Monday, November 16, 2009

How pumpkin pies are made...

Hilarity from a tiny island in Washington State. Thanks MD!!!

Thanksgiving "prep"

Thanksgiving is little more than a week away and I am in full "gay nerves" mode. We are, once again, hosting my in-laws for Wednesday and Thursday night this year as well as the usual suspects for Thanksgiving dinner. They would be Bob, Tobe and The Contessa di Pomodori. That makes 7 for dinner.

In preparation, I have already taken down the drapes and sheers in the living and dining rooms, washed and ironed them, and rehung them. Dusted all art and tchotchkes. Also, the silverware is polished, although I noticed the coffee service needs just a little more care. The table linens have been washed, ironed and refolded so that I won't have to work on them next week. Mr. B and I have also given the living and dining rooms "the big clean" too.

So far the menu looks like this:

Hors d'oeuvre:
Shrimp, crostini varie, asparagus with proscuitto.
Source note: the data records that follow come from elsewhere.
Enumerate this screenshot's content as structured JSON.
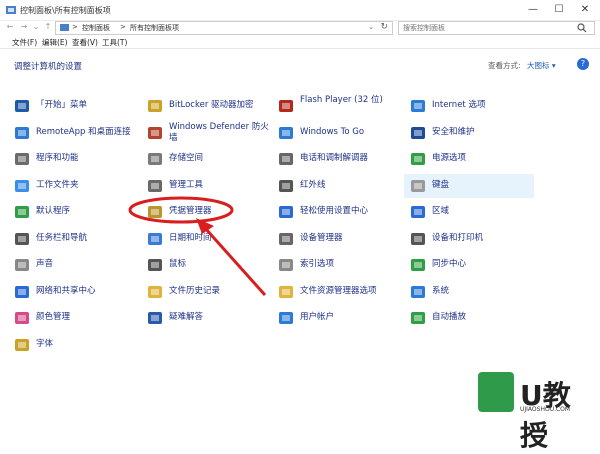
{
  "window": {
    "title": "控制面板\\所有控制面板项",
    "minimize": "—",
    "maximize": "☐",
    "close": "✕"
  },
  "address": {
    "crumbs": [
      "控制面板",
      "所有控制面板项"
    ],
    "separator": ">",
    "search_placeholder": "搜索控制面板"
  },
  "menu": [
    "文件(F)",
    "编辑(E)",
    "查看(V)",
    "工具(T)"
  ],
  "page": {
    "heading": "调整计算机的设置",
    "view_by_label": "查看方式:",
    "view_by_value": "大图标 ▾"
  },
  "items": [
    {
      "label": "「开始」菜单",
      "icon": "start-menu-icon",
      "color": "#1e5aa8"
    },
    {
      "label": "RemoteApp 和桌面连接",
      "icon": "remoteapp-icon",
      "color": "#2a7ad6"
    },
    {
      "label": "程序和功能",
      "icon": "programs-icon",
      "color": "#6b6b6b"
    },
    {
      "label": "工作文件夹",
      "icon": "work-folders-icon",
      "color": "#3a8ee6"
    },
    {
      "label": "默认程序",
      "icon": "default-programs-icon",
      "color": "#2f9e44"
    },
    {
      "label": "任务栏和导航",
      "icon": "taskbar-icon",
      "color": "#555555"
    },
    {
      "label": "声音",
      "icon": "speaker-icon",
      "color": "#888888"
    },
    {
      "label": "网络和共享中心",
      "icon": "network-icon",
      "color": "#2a6ad4"
    },
    {
      "label": "颜色管理",
      "icon": "color-management-icon",
      "color": "#d44a8a"
    },
    {
      "label": "字体",
      "icon": "font-icon",
      "color": "#c9a227"
    },
    {
      "label": "BitLocker 驱动器加密",
      "icon": "bitlocker-icon",
      "color": "#c9a227"
    },
    {
      "label": "Windows Defender 防火墙",
      "icon": "firewall-icon",
      "color": "#b5442c"
    },
    {
      "label": "存储空间",
      "icon": "storage-icon",
      "color": "#7a7a7a"
    },
    {
      "label": "管理工具",
      "icon": "admin-tools-icon",
      "color": "#6a6a6a"
    },
    {
      "label": "凭据管理器",
      "icon": "credential-icon",
      "color": "#b8952e"
    },
    {
      "label": "日期和时间",
      "icon": "clock-icon",
      "color": "#3a7bd5"
    },
    {
      "label": "鼠标",
      "icon": "mouse-icon",
      "color": "#555555"
    },
    {
      "label": "文件历史记录",
      "icon": "file-history-icon",
      "color": "#e0b43c"
    },
    {
      "label": "疑难解答",
      "icon": "troubleshoot-icon",
      "color": "#2a5aa8"
    },
    {
      "label": "Flash Player (32 位)",
      "icon": "flash-icon",
      "color": "#b02a1e"
    },
    {
      "label": "Windows To Go",
      "icon": "windows-to-go-icon",
      "color": "#2a7ad6"
    },
    {
      "label": "电话和调制解调器",
      "icon": "phone-icon",
      "color": "#666666"
    },
    {
      "label": "红外线",
      "icon": "infrared-icon",
      "color": "#555555"
    },
    {
      "label": "轻松使用设置中心",
      "icon": "ease-of-access-icon",
      "color": "#2a6ad4"
    },
    {
      "label": "设备管理器",
      "icon": "device-manager-icon",
      "color": "#666666"
    },
    {
      "label": "索引选项",
      "icon": "indexing-icon",
      "color": "#888888"
    },
    {
      "label": "文件资源管理器选项",
      "icon": "folder-options-icon",
      "color": "#e0b43c"
    },
    {
      "label": "用户帐户",
      "icon": "user-accounts-icon",
      "color": "#2a7ad6"
    },
    {
      "label": "Internet 选项",
      "icon": "internet-icon",
      "color": "#2a7ad6"
    },
    {
      "label": "安全和维护",
      "icon": "security-flag-icon",
      "color": "#1e4a9a"
    },
    {
      "label": "电源选项",
      "icon": "power-icon",
      "color": "#2f9e44"
    },
    {
      "label": "键盘",
      "icon": "keyboard-icon",
      "color": "#999999"
    },
    {
      "label": "区域",
      "icon": "region-icon",
      "color": "#2a6ad4"
    },
    {
      "label": "设备和打印机",
      "icon": "printer-icon",
      "color": "#555555"
    },
    {
      "label": "同步中心",
      "icon": "sync-icon",
      "color": "#2f9e44"
    },
    {
      "label": "系统",
      "icon": "system-icon",
      "color": "#2a7ad6"
    },
    {
      "label": "自动播放",
      "icon": "autoplay-icon",
      "color": "#2f9e44"
    }
  ],
  "annotation": {
    "color": "#d81e1e"
  },
  "watermark": {
    "text": "U教授",
    "subtext": "UJIAOSHOU.COM"
  }
}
Roast Turkey (Cook's Country method, see below)
Sausage and cornbread dressing (my own recipe)
Mashed potato casserole (America's Test Kitchen recipe)
Green beans "Elegantes" (Dr. Joe's recipe)
Puree of Turnip & Carrot (Mom's recipe)
Cranberry sauce (Direct from the can. I made a "scratch" version last year and it was nasty. Plus I got a serious "bead reading" from my side of the family over it, so I am just going to take a can of Ocean Spray Whole Berry sauce and "doctor" it up with some orange zest.)
Squash Rolls (from B&T)

Apple Pie (Mom-in-Law's baking this)
Pumpkin Cake (from the Contessa)
Canoli (also from the Contessa)

Recipes have been pulled and printed from cookbooks and I have also been gathering diverse methods of turkey cooking as my efforts last year were a little lacking. Last year the turkey was as dry as a buckwheat fart but no one complained. (I do have good friends and relatives, don't I?) I am trying to narrow down the method from 3 that I have garnered. The first is just a standard "rub with butter and herbs and toss in the oven" method (Bobby Flay). The second involves brining the turkey, rubbing the skin with a mixture of salt and baking soda to produce a crispier skin and roasting (America's Test Kitchen). The third, which I saw on Cook's Country TV" on Public TV, has a layer of salt pork draped over the breast and leg meat, covered with water-soaked cheesecloth, and roasted (with the cheesecloth/pork on for a little while and then removed). I am leaning toward the third method but I need to decide soon. I haven't purchased the turkey yet so I do have a little time left.

That's it for T (for Thanksgiving) minus 11 days and counting. If you have any tips, ideas or suggestions for me or for any of my readers, please make sure you enter them in the comments section.